But more and more I look to the Abolition Movement, both slave and free, for my inspiration and my reason to go on. Slavery would not have ended without struggle. I don’t buy the myth that it was doomed by economic factors. That’s the story they tell us so we won’t believe that our struggles make a difference. No amount of focus on positive things, on personal fulfillment, on community joy would have lanced the awful pustule, that maggot-filled boil that was chattel slavery. Only through men and women, black and white, putting their lives, their fortunes and their health on the line to change the culture of their day, was this blot on our humanity eradicated from our shores.
No amount of prayer and meditation, no amount of giving to the poor, no amount of being nice to your maid or generous to her children brought about the Voting Rights Act, equal education, and an end to lynching and the Ku Klux Klan. No. It came about through human beings, white and black and brown, militantly wrestling with evil and accepting the beatings, the jailings, the killings that shocked the conscience of society. It came about because people like you and me refused to stop or be distracted until the laws and the culture which defended racial supremacy were changed and the process
of recognizing the humanness of us all could begin.
Mothers Day was not founded to honor our mothers; it was founded by mothers who had lost their sons in the Civil War as a way for them to demand an end to war.
So yes, let us focus on the positive. Let us build our sustainable communities. Let us practice our yoga or religion or whatever gives us personal strength and fortitude to carry on. But let us never forget that there is evil in the world; evil that has the capability to destroy all our good works. Let us never mistake actions that make us feel good with actions that are necessary. If we are to build a better world, we must first defeat the evil that makes this one so bad for so many. There is no other way forward than through struggle.

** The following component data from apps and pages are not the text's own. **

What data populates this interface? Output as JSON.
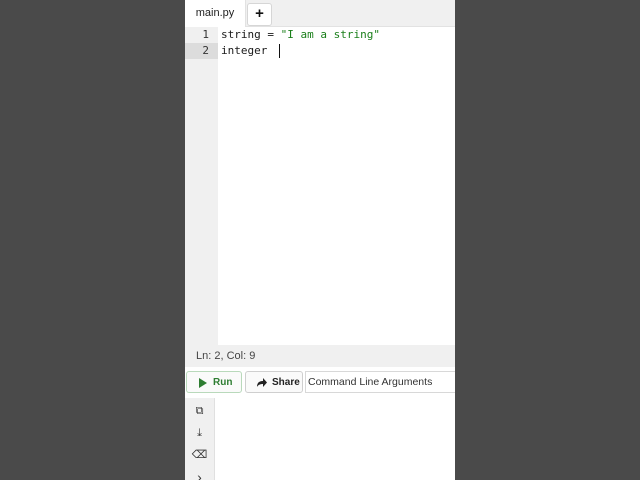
{
  "tabs": {
    "file_name": "main.py",
    "add_label": "+"
  },
  "editor": {
    "line_numbers": [
      "1",
      "2"
    ],
    "lines": [
      {
        "prefix": "string = ",
        "string_literal": "\"I am a string\""
      },
      {
        "prefix": "integer ",
        "string_literal": ""
      }
    ]
  },
  "status": {
    "position": "Ln: 2,  Col: 9"
  },
  "toolbar": {
    "run_label": "Run",
    "run_icon": "play-icon",
    "share_label": "Share",
    "share_icon": "share-arrow-icon",
    "args_placeholder": "Command Line Arguments"
  },
  "side_tools": [
    {
      "icon": "copy-icon",
      "glyph": "⧉"
    },
    {
      "icon": "download-icon",
      "glyph": "⤓"
    },
    {
      "icon": "eraser-icon",
      "glyph": "⌫"
    },
    {
      "icon": "chevron-right-icon",
      "glyph": "›"
    }
  ],
  "colors": {
    "run_green": "#2e7d32",
    "string_green": "#1a7f1a",
    "background": "#4a4a4a"
  }
}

As citizens and residents of the country that is the greatest threat to world peace, the greatest threat to human survival, we have a moral obligation to struggle against evil. To react IS to focus on the positive. We are at a moment in history when it is not possible to live a moral life, when it is not possible to build a better world, unless we are every day on the barricades struggling to end the wars, struggling to cut the bloated Pentagon budget, struggling to stop the corporate rape of the environment, struggling for an end to Empire and corporate greed.
In reality, it is a false dichotomy to say we have to be either reactive or proactive. We have to be both. No matter how tired or frustrated we feel at times, our lives are easy.
Very few of us don’t know how we will feed our children tonight. Very few of us worry that we will be killed by paramilitaries or police on our way home from work. Very few of us live with the stress of knowing that a knock on the door could end our freedom or a hellfire missile through the roof could end our life. The truth is, we really do have the capacity to work on those things which we believe will build a better world while at the same time we struggle against those things which inhibit its birth. We really have no other choice.
“Those who expect to reap the blessings of freedom, must, like men, undergo the fatigues of supporting it.” – Thomas Paine